* **EXERCISE DESCRIPTION**
In the data that follows, count the lines where "chevron" appears, and write only the number.

Data records for software interfaces
↓↓↓

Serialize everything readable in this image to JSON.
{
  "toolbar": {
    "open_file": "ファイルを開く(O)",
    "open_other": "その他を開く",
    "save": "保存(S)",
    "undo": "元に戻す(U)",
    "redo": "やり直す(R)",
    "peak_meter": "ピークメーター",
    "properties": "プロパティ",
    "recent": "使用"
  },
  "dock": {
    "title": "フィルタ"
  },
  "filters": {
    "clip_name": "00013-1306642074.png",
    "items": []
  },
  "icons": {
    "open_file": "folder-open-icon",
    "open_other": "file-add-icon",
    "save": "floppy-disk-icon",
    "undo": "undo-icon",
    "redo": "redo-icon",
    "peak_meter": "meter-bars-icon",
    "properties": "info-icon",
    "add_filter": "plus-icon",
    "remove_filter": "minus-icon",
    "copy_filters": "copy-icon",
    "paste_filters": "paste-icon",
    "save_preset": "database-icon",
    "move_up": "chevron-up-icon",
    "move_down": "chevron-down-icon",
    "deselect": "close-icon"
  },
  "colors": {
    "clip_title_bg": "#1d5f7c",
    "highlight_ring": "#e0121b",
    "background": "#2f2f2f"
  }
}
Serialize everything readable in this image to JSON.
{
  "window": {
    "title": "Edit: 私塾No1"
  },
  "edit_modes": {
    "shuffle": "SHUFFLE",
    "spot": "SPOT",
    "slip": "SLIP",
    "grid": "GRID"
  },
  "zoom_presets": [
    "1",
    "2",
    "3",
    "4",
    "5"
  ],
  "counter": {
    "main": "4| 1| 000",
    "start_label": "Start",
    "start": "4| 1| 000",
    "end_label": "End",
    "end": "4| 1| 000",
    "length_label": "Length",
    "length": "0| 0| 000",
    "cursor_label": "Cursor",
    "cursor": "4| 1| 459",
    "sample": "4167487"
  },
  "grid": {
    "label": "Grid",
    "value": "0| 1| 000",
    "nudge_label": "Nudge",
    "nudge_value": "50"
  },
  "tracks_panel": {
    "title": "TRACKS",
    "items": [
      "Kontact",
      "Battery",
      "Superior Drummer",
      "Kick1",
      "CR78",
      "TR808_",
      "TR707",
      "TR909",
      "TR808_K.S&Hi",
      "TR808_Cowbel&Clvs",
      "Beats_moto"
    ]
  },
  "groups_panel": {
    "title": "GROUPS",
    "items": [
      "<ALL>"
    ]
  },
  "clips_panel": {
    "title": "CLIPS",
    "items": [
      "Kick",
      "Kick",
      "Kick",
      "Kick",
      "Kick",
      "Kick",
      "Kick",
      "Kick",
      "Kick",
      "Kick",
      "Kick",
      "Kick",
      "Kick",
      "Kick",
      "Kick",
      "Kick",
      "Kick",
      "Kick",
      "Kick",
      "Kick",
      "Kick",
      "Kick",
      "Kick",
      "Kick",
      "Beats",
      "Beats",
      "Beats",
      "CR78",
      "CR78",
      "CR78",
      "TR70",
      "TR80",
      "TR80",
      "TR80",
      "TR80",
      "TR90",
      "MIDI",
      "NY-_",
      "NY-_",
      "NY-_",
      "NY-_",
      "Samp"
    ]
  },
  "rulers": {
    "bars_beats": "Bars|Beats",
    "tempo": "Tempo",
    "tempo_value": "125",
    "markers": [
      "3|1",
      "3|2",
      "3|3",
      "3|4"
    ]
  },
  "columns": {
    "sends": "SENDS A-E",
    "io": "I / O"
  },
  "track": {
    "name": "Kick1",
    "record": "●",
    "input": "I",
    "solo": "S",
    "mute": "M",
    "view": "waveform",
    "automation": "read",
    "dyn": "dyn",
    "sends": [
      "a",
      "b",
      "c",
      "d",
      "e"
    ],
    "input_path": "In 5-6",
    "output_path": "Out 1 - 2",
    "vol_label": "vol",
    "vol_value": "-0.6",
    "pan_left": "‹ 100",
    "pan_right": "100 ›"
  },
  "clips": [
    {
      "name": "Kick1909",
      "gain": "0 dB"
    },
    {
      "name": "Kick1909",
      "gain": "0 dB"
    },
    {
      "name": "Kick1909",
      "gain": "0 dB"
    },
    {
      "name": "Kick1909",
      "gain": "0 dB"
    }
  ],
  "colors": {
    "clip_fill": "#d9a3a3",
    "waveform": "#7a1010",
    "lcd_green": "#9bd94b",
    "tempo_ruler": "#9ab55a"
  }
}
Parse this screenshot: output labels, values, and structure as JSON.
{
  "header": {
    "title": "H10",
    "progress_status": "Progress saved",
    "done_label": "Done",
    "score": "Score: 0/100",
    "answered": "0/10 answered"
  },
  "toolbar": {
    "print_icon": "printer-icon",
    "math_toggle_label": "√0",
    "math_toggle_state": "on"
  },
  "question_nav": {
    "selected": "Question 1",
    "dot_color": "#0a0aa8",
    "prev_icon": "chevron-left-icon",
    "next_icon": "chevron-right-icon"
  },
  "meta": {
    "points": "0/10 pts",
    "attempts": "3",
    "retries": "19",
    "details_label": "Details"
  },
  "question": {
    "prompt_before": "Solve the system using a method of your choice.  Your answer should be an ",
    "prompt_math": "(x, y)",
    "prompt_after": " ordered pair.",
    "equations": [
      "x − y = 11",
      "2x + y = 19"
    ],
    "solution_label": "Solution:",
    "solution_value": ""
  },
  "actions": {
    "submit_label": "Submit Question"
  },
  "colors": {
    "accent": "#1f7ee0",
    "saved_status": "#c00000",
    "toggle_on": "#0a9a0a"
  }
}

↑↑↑

* **RESPONSE TO THE TASK**
4